─── Input material ───

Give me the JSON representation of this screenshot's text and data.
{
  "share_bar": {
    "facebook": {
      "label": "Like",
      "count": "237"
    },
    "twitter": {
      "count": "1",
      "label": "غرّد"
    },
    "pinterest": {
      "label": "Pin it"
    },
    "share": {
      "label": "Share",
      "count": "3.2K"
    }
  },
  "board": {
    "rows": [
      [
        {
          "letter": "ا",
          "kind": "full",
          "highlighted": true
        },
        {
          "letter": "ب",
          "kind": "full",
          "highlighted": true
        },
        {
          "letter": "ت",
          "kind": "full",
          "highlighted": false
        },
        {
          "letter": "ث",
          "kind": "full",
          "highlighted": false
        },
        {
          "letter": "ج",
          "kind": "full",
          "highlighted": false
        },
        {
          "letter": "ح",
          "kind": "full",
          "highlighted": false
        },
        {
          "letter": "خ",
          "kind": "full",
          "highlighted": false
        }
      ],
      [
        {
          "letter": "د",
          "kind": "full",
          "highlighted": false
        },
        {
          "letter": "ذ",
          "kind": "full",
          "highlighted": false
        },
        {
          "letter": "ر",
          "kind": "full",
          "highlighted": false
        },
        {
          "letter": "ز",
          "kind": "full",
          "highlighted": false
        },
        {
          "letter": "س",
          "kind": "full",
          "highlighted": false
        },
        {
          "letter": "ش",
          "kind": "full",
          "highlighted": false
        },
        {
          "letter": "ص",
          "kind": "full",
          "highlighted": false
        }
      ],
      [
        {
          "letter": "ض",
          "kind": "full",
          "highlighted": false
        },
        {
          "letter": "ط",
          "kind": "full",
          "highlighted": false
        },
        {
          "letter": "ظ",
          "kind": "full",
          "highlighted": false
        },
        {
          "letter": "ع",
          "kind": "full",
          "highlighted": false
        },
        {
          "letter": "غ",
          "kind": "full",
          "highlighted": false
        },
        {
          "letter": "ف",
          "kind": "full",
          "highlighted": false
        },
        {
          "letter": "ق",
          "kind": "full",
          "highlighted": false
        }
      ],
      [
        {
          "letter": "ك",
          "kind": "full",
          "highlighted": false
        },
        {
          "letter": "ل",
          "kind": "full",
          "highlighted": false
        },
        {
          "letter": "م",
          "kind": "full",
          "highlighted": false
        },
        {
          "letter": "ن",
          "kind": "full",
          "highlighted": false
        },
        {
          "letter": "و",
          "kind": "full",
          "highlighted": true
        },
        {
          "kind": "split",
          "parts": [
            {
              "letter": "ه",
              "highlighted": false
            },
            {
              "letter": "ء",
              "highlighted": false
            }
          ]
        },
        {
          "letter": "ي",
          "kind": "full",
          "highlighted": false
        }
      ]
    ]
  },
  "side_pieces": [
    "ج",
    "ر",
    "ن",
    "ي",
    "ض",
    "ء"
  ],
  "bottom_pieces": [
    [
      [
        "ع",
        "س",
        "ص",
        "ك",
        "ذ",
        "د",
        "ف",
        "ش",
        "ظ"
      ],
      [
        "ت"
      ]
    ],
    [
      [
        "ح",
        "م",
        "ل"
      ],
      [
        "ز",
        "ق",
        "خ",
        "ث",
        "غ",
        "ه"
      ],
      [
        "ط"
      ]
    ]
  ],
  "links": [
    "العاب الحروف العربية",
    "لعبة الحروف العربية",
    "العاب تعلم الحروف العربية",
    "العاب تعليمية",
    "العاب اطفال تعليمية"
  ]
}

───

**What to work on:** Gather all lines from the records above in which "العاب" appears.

**Exercise solution:**
    "العاب الحروف العربية",
    "العاب تعلم الحروف العربية",
    "العاب تعليمية",
    "العاب اطفال تعليمية"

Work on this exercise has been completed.